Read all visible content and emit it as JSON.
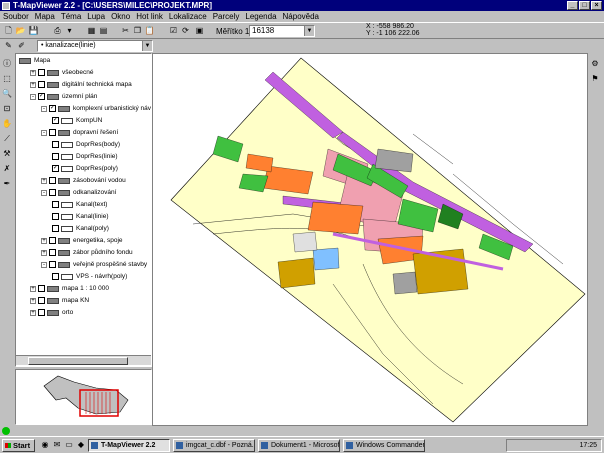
{
  "window": {
    "title": "T-MapViewer 2.2 - [C:\\USERS\\MILEC\\PROJEKT.MPR]"
  },
  "menu": [
    "Soubor",
    "Mapa",
    "Téma",
    "Lupa",
    "Okno",
    "Hot link",
    "Lokalizace",
    "Parcely",
    "Legenda",
    "Nápověda"
  ],
  "toolbar": {
    "scale_label": "Měřítko 1 :",
    "scale_value": "16138",
    "coord_x": "X : -558 986.20",
    "coord_y": "Y : -1 106 222.06"
  },
  "layer_select": {
    "value": "kanalizace(linie)"
  },
  "tree": [
    {
      "label": "Mapa",
      "level": 0,
      "type": "root"
    },
    {
      "label": "všeobecné",
      "level": 1,
      "pm": "+",
      "cb": false,
      "type": "folder"
    },
    {
      "label": "digitální technická mapa",
      "level": 1,
      "pm": "+",
      "cb": false,
      "type": "folder"
    },
    {
      "label": "územní plán",
      "level": 1,
      "pm": "-",
      "cb": true,
      "type": "folder"
    },
    {
      "label": "komplexní urbanistický náv",
      "level": 2,
      "pm": "-",
      "cb": true,
      "type": "folder"
    },
    {
      "label": "KompUN",
      "level": 3,
      "cb": true,
      "type": "theme"
    },
    {
      "label": "dopravní řešení",
      "level": 2,
      "pm": "-",
      "cb": false,
      "type": "folder"
    },
    {
      "label": "DoprRes(body)",
      "level": 3,
      "cb": false,
      "type": "theme"
    },
    {
      "label": "DoprRes(linie)",
      "level": 3,
      "cb": false,
      "type": "theme"
    },
    {
      "label": "DoprRes(poly)",
      "level": 3,
      "cb": true,
      "type": "theme"
    },
    {
      "label": "zásobování vodou",
      "level": 2,
      "pm": "+",
      "cb": false,
      "type": "folder"
    },
    {
      "label": "odkanalizování",
      "level": 2,
      "pm": "-",
      "cb": false,
      "type": "folder"
    },
    {
      "label": "Kanal(text)",
      "level": 3,
      "cb": false,
      "type": "theme"
    },
    {
      "label": "Kanal(linie)",
      "level": 3,
      "cb": false,
      "type": "theme"
    },
    {
      "label": "Kanal(poly)",
      "level": 3,
      "cb": false,
      "type": "theme"
    },
    {
      "label": "energetika, spoje",
      "level": 2,
      "pm": "+",
      "cb": false,
      "type": "folder"
    },
    {
      "label": "zábor půdního fondu",
      "level": 2,
      "pm": "+",
      "cb": false,
      "type": "folder"
    },
    {
      "label": "veřejně prospěšné stavby",
      "level": 2,
      "pm": "-",
      "cb": false,
      "type": "folder"
    },
    {
      "label": "VPS - návrh(poly)",
      "level": 3,
      "cb": false,
      "type": "theme"
    },
    {
      "label": "mapa 1 : 10 000",
      "level": 1,
      "pm": "+",
      "cb": false,
      "type": "folder"
    },
    {
      "label": "mapa KN",
      "level": 1,
      "pm": "+",
      "cb": false,
      "type": "folder"
    },
    {
      "label": "orto",
      "level": 1,
      "pm": "+",
      "cb": false,
      "type": "folder"
    }
  ],
  "taskbar": {
    "start": "Start",
    "tasks": [
      "T-MapViewer 2.2",
      "imgcat_c.dbf - Pozná...",
      "Dokument1 - Microsof...",
      "Windows Commander..."
    ],
    "clock": "17:25"
  },
  "colors": {
    "titlebar": "#00007b",
    "map_bg": "#ffffc8",
    "residential": "#f0a0b0",
    "industrial": "#ff8030",
    "green": "#40c040",
    "road": "#c060e0",
    "agri": "#d0a000",
    "gray": "#a0a0a0"
  }
}
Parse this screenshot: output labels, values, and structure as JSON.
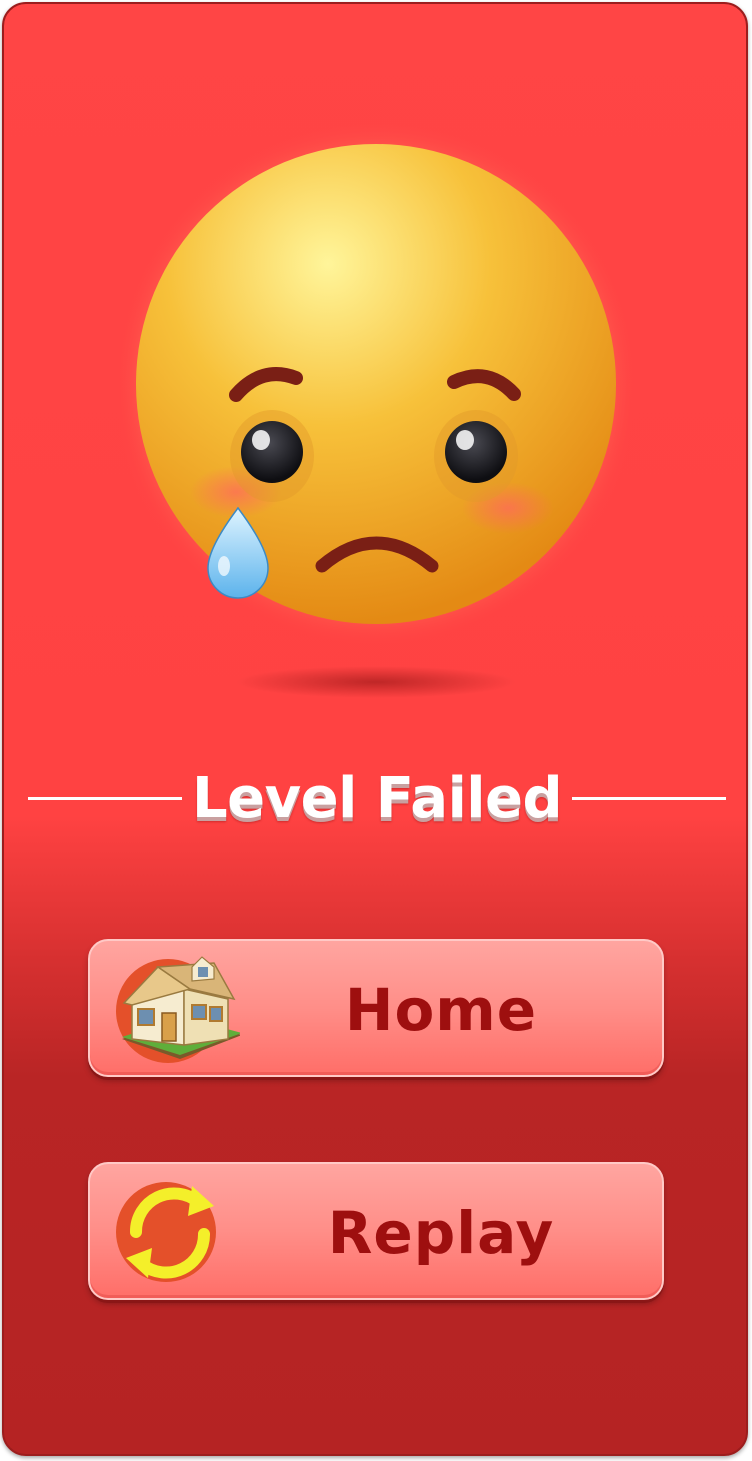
{
  "title": "Level Failed",
  "buttons": {
    "home": {
      "label": "Home",
      "icon": "house-icon"
    },
    "replay": {
      "label": "Replay",
      "icon": "refresh-icon"
    }
  },
  "mascot": {
    "icon": "crying-face-emoji"
  },
  "colors": {
    "panel_top": "#ff4545",
    "panel_bottom": "#b52323",
    "button": "#ff8e88",
    "button_text": "#9e0f0f",
    "title_text": "#ffffff"
  }
}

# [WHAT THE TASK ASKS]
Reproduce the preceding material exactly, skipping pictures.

# [OUTPUT OF THE EXERCISE]
Read all visible content and emit it as JSON.
{
  "window": {
    "title": "T-MapViewer 2.2 - [C:\\USERS\\MILEC\\PROJEKT.MPR]"
  },
  "menu": [
    "Soubor",
    "Mapa",
    "Téma",
    "Lupa",
    "Okno",
    "Hot link",
    "Lokalizace",
    "Parcely",
    "Legenda",
    "Nápověda"
  ],
  "toolbar": {
    "scale_label": "Měřítko 1 :",
    "scale_value": "16138",
    "coord_x": "X : -558 986.20",
    "coord_y": "Y : -1 106 222.06"
  },
  "layer_select": {
    "value": "kanalizace(linie)"
  },
  "tree": [
    {
      "label": "Mapa",
      "level": 0,
      "type": "root"
    },
    {
      "label": "všeobecné",
      "level": 1,
      "pm": "+",
      "cb": false,
      "type": "folder"
    },
    {
      "label": "digitální technická mapa",
      "level": 1,
      "pm": "+",
      "cb": false,
      "type": "folder"
    },
    {
      "label": "územní plán",
      "level": 1,
      "pm": "-",
      "cb": true,
      "type": "folder"
    },
    {
      "label": "komplexní urbanistický náv",
      "level": 2,
      "pm": "-",
      "cb": true,
      "type": "folder"
    },
    {
      "label": "KompUN",
      "level": 3,
      "cb": true,
      "type": "theme"
    },
    {
      "label": "dopravní řešení",
      "level": 2,
      "pm": "-",
      "cb": false,
      "type": "folder"
    },
    {
      "label": "DoprRes(body)",
      "level": 3,
      "cb": false,
      "type": "theme"
    },
    {
      "label": "DoprRes(linie)",
      "level": 3,
      "cb": false,
      "type": "theme"
    },
    {
      "label": "DoprRes(poly)",
      "level": 3,
      "cb": true,
      "type": "theme"
    },
    {
      "label": "zásobování vodou",
      "level": 2,
      "pm": "+",
      "cb": false,
      "type": "folder"
    },
    {
      "label": "odkanalizování",
      "level": 2,
      "pm": "-",
      "cb": false,
      "type": "folder"
    },
    {
      "label": "Kanal(text)",
      "level": 3,
      "cb": false,
      "type": "theme"
    },
    {
      "label": "Kanal(linie)",
      "level": 3,
      "cb": false,
      "type": "theme"
    },
    {
      "label": "Kanal(poly)",
      "level": 3,
      "cb": false,
      "type": "theme"
    },
    {
      "label": "energetika, spoje",
      "level": 2,
      "pm": "+",
      "cb": false,
      "type": "folder"
    },
    {
      "label": "zábor půdního fondu",
      "level": 2,
      "pm": "+",
      "cb": false,
      "type": "folder"
    },
    {
      "label": "veřejně prospěšné stavby",
      "level": 2,
      "pm": "-",
      "cb": false,
      "type": "folder"
    },
    {
      "label": "VPS - návrh(poly)",
      "level": 3,
      "cb": false,
      "type": "theme"
    },
    {
      "label": "mapa 1 : 10 000",
      "level": 1,
      "pm": "+",
      "cb": false,
      "type": "folder"
    },
    {
      "label": "mapa KN",
      "level": 1,
      "pm": "+",
      "cb": false,
      "type": "folder"
    },
    {
      "label": "orto",
      "level": 1,
      "pm": "+",
      "cb": false,
      "type": "folder"
    }
  ],
  "taskbar": {
    "start": "Start",
    "tasks": [
      "T-MapViewer 2.2",
      "imgcat_c.dbf - Pozná...",
      "Dokument1 - Microsof...",
      "Windows Commander..."
    ],
    "clock": "17:25"
  },
  "colors": {
    "titlebar": "#00007b",
    "map_bg": "#ffffc8",
    "residential": "#f0a0b0",
    "industrial": "#ff8030",
    "green": "#40c040",
    "road": "#c060e0",
    "agri": "#d0a000",
    "gray": "#a0a0a0"
  }
}
Parse this screenshot: output labels, values, and structure as JSON.
{
  "title": "Level Failed",
  "buttons": {
    "home": {
      "label": "Home",
      "icon": "house-icon"
    },
    "replay": {
      "label": "Replay",
      "icon": "refresh-icon"
    }
  },
  "mascot": {
    "icon": "crying-face-emoji"
  },
  "colors": {
    "panel_top": "#ff4545",
    "panel_bottom": "#b52323",
    "button": "#ff8e88",
    "button_text": "#9e0f0f",
    "title_text": "#ffffff"
  }
}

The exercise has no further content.